Problem to solve: Where does the string "ffffff" appear in the material? Copy each line that holds it.

====== Material shown ======

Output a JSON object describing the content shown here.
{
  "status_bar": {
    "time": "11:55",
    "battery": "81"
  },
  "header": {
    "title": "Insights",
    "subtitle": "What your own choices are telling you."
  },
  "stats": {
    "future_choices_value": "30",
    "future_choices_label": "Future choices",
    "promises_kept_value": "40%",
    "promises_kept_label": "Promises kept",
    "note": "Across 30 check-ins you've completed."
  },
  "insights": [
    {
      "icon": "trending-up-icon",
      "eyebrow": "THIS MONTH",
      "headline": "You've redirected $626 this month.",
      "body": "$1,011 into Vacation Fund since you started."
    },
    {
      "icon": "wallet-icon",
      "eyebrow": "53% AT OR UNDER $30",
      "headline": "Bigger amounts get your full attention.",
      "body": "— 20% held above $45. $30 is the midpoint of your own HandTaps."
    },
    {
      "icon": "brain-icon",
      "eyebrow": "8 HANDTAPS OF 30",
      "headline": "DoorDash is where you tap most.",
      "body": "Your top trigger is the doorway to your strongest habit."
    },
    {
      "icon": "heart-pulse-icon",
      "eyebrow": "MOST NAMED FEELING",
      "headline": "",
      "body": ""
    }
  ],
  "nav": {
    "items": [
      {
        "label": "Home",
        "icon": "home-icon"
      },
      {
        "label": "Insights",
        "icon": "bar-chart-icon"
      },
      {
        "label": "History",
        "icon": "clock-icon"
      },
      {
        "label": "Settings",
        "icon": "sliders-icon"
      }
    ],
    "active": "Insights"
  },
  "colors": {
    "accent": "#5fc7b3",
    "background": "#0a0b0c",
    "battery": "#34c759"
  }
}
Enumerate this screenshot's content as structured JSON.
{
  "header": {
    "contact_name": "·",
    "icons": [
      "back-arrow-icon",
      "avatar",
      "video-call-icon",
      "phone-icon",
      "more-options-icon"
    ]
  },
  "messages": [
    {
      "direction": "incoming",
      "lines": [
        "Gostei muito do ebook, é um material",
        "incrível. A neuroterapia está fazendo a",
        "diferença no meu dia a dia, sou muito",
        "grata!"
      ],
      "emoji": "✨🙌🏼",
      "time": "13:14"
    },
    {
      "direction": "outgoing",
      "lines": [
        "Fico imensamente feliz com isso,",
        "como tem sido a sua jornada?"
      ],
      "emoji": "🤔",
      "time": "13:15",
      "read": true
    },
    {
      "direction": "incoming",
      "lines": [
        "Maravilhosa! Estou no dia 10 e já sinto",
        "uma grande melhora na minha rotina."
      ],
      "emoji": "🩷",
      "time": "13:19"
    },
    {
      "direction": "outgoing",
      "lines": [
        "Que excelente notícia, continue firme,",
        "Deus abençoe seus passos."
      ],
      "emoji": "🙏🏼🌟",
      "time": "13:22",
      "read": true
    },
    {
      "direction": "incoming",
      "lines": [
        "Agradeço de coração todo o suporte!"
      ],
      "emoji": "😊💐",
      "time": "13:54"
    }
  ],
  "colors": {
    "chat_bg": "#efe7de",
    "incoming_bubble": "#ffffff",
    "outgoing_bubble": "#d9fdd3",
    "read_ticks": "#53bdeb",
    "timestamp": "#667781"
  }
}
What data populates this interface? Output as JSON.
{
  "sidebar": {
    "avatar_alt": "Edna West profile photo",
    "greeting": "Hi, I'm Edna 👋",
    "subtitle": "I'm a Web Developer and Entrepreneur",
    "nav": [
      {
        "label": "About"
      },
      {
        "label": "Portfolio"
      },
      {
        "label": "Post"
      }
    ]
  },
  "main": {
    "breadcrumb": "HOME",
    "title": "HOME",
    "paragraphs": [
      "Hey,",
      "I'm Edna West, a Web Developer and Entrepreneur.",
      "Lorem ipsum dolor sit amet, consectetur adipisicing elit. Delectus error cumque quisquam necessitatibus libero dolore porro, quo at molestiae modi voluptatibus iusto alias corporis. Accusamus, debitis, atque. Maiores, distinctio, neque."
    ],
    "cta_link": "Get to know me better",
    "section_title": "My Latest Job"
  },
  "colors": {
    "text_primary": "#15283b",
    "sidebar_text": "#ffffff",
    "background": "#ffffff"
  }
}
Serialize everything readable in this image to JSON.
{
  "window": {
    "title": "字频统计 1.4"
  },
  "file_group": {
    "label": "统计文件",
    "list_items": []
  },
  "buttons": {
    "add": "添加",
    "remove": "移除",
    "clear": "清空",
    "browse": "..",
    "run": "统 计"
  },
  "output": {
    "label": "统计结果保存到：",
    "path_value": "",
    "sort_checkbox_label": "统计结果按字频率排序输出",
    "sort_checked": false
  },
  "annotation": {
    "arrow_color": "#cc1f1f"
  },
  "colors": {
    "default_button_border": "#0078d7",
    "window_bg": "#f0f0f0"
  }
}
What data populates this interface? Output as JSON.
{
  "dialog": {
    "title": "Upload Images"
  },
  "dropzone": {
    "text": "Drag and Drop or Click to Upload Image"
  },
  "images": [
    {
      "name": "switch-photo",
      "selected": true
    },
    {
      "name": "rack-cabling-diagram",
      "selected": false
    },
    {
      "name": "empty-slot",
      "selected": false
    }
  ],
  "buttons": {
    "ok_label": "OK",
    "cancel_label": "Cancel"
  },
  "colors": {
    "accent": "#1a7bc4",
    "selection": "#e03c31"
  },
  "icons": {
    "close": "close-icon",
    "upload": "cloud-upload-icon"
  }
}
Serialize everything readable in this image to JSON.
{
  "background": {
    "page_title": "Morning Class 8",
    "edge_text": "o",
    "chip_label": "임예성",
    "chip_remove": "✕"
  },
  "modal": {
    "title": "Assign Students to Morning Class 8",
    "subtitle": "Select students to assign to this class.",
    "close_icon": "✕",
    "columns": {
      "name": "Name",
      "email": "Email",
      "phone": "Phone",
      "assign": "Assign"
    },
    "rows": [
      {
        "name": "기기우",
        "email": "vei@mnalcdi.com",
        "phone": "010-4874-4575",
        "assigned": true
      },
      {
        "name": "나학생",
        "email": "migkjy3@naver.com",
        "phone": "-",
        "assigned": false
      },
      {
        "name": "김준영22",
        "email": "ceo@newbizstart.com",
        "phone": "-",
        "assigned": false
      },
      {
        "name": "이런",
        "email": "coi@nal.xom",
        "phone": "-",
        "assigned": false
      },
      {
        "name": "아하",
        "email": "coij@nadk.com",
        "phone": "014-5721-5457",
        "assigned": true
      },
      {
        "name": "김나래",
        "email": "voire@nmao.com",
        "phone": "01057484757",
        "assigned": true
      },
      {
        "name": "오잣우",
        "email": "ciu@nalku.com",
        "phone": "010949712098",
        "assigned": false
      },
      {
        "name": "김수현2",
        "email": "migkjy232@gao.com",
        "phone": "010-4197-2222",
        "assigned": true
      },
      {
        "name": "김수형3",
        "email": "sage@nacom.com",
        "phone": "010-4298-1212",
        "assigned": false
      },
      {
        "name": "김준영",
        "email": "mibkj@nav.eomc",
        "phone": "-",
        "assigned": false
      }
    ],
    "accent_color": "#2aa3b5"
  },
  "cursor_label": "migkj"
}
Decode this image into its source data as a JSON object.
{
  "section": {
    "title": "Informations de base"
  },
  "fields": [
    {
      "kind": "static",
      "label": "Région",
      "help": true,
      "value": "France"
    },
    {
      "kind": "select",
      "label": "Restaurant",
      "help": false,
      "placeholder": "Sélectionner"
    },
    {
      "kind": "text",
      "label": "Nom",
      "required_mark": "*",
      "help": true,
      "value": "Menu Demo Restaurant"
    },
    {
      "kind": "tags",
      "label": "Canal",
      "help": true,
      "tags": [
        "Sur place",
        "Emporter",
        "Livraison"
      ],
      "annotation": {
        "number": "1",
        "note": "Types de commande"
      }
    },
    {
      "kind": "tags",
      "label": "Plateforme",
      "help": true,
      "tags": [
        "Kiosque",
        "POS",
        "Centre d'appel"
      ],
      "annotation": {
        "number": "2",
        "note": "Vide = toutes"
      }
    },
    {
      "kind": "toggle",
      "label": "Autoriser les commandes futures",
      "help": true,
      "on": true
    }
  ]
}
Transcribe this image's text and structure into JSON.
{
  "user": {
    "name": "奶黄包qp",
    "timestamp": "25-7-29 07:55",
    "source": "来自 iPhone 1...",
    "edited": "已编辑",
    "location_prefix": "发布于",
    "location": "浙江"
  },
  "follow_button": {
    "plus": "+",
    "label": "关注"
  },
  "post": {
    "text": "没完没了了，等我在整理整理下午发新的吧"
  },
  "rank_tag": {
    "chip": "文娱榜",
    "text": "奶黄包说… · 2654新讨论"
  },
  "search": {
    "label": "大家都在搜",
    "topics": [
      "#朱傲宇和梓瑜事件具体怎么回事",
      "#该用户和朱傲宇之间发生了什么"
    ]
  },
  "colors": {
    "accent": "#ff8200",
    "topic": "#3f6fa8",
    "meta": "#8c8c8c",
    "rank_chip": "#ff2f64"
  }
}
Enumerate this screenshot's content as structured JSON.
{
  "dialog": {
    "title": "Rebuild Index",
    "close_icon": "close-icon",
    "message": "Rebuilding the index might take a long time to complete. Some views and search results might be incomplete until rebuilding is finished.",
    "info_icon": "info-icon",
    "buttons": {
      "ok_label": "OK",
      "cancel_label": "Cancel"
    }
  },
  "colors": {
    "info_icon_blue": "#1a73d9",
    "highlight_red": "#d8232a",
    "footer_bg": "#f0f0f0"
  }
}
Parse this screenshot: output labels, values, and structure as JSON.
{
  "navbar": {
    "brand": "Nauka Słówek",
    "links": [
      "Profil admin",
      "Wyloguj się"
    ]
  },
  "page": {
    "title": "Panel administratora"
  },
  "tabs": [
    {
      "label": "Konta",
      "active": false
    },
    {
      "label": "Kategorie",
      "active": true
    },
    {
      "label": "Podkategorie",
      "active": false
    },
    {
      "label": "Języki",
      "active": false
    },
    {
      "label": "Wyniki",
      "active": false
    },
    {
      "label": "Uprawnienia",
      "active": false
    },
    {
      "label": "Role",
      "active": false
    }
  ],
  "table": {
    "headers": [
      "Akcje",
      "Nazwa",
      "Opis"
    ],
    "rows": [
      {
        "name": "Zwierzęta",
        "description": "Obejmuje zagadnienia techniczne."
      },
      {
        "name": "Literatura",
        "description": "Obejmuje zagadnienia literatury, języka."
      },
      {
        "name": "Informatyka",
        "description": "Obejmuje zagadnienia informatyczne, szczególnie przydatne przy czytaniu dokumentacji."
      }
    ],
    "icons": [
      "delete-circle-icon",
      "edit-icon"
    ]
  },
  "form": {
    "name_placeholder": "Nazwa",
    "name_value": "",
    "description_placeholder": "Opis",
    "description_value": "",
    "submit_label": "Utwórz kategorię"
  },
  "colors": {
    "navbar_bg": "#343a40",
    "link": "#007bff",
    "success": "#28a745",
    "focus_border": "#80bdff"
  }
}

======

Solution to this problem:
    "incoming_bubble": "#ffffff",
    "sidebar_text": "#ffffff",
    "background": "#ffffff"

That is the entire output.